The C-bullpen was out in full effect today. Not the Four Horsemen, and not even the Nippert-EdGon-Slaten first alternates. No, this was the "guys who got called up when the roster expanded," along with the Petit unit, who were forced into seven innings of mop-up work. I think we all realised this one was over when Brandon Medders arrived on the mound; he continued exactly where he left off, allowing his ninth home-run of the year to the second batter he faced since his recall. His HR rate, now 3.33/nine IP, is second in the majors among the 294 pitchers with more than six homers - #1 is D-backs reject Lance Cormier, who has allowed 13 in 32 innings, 3.66 per nine. Results after that were somewhat mixed. Medders did pitch a scoreless seventh, and Bill Murphy made his major-league debut with a scoreless eighth. However, the ninth was much less successful, as he walked three hitters, one intentionally, and ended up tagged for three runs.
Peguero got the final out, a swinging K of Kouzmanoff, and Emilio Bonifacio played his second game without an at-bat, walking with one out in the ninth. Temporarily at least, that puts Bonifacio in an elite club: only 22 non-pitchers in baseball history have a career consisting of multiple games, without an official at-bat. He has some way to go to beat the all-time record, however: Herb Washington, pinch-runner extraordinaire for the Oakland A's in 1974-75, who appeared in 105 games but never even came to the plate! I suspect he's the only position player to win a World Series ring (in 1974) without an at-bat... And that's today's quirky fact. :-)

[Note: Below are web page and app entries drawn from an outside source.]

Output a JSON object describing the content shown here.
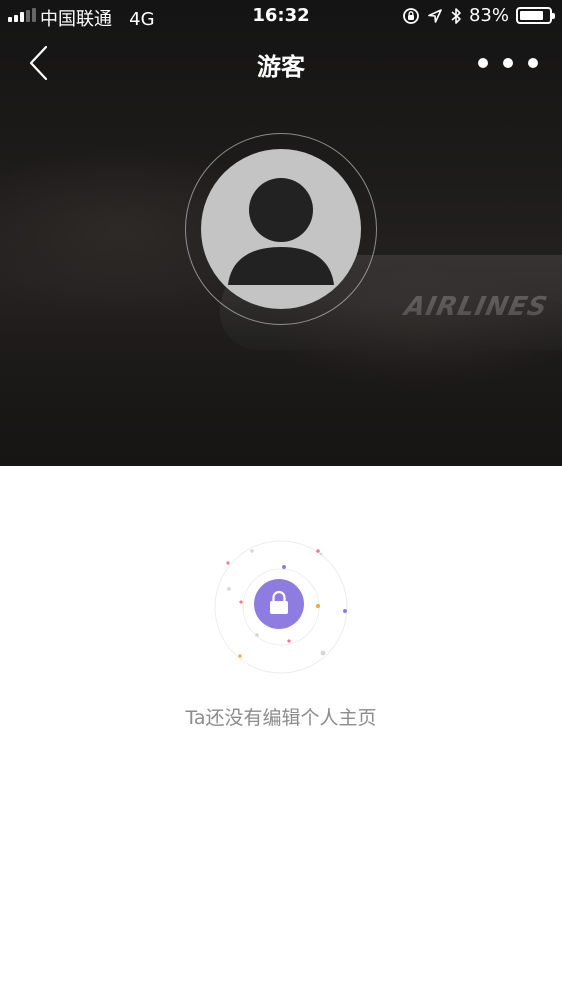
{
  "status_bar": {
    "carrier": "中国联通",
    "network": "4G",
    "time": "16:32",
    "battery_percent_label": "83%",
    "battery_level": 0.83,
    "icons": [
      "rotation-lock-icon",
      "location-arrow-icon",
      "bluetooth-icon"
    ]
  },
  "nav": {
    "title": "游客",
    "back_icon": "chevron-left-icon",
    "more_icon": "more-dots-icon"
  },
  "profile": {
    "avatar_icon": "default-user-avatar-icon",
    "background_text": "AIRLINES"
  },
  "empty_state": {
    "icon": "lock-icon",
    "accent_color": "#8e7ce0",
    "message": "Ta还没有编辑个人主页"
  }
}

Not very much to cheer about today. Eric Byrnes had two hits, including the homer, but we managed only six in total, with Bonifacio's the sole walk. About the only plus is, the Phillies lost, and so we didn't drop any ground there. Since we're now in second place, we should also very definitely be looking at the wild-card standings, which show us three games ahead of the Dodgers and Phillies, with the Rockies not out of the picture yet, four games back. If we go 11-12 the rest of the way, the Dodgers and Phillies need to go 15-10 to tie us, and the Rockies 16-9. We have six games left against the Dodgers, and that could prove crucial.
The early suckage by the Diamondbacks took much of the steam out of the Gameday Thread - though the lack of television coverage probably meant there wasn't all that much to begin with. VIII, hotclaws, Englishdback, DbacksSkins, Muu, Wimb, snakecharmer (using her new-found powers for good, I'm pleased to see!), batster and unnamedDBacksfan were the brave souls to venture away from the barbecue and general celebration of the working man. Me, I did fix one of the rollers on the garage-door, so I feel I got into the spirit of the holiday.